Data to examine -

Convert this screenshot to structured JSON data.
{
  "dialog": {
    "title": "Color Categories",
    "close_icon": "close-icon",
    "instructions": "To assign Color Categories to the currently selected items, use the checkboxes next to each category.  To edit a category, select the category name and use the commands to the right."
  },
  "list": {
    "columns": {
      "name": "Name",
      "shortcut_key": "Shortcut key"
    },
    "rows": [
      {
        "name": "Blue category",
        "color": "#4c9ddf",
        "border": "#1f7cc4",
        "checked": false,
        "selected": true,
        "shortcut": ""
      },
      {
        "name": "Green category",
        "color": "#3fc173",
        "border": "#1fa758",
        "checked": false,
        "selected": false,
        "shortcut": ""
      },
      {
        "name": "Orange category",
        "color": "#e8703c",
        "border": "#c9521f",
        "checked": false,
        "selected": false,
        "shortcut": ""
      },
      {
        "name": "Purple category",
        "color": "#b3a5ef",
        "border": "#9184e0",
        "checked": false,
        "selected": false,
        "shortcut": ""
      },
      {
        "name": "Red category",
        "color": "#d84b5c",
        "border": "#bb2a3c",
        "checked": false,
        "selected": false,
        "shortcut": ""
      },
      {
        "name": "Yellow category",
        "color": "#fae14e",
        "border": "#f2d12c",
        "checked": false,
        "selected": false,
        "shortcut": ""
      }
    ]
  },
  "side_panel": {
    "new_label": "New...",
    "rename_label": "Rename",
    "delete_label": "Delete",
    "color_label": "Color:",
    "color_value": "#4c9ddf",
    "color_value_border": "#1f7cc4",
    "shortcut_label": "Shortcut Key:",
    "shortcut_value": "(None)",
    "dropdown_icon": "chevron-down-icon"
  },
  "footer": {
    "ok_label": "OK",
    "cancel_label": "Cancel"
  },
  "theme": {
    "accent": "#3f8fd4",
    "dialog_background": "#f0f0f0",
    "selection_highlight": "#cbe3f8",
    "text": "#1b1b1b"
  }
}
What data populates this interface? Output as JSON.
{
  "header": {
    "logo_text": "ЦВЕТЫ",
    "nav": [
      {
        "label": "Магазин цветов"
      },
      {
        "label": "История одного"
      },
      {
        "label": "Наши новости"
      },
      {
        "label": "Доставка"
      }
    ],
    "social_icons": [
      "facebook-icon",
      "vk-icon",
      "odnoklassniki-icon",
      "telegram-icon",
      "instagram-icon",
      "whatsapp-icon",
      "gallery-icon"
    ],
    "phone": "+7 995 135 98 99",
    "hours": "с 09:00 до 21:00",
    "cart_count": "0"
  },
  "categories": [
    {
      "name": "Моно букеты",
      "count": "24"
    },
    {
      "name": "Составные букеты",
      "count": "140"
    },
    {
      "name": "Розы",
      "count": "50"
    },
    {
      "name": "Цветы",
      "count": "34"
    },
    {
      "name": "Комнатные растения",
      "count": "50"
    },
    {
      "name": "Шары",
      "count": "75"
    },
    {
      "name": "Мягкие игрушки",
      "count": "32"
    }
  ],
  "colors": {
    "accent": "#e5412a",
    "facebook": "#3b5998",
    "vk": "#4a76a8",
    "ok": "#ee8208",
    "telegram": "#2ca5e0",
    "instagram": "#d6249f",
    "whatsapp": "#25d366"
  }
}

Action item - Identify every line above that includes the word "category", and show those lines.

Result of this exercise -
    "instructions": "To assign Color Categories to the currently selected items, use the checkboxes next to each category.  To edit a category, select the category name and use the commands to the right."
        "name": "Blue category",
        "name": "Green category",
        "name": "Orange category",
        "name": "Purple category",
        "name": "Red category",
        "name": "Yellow category",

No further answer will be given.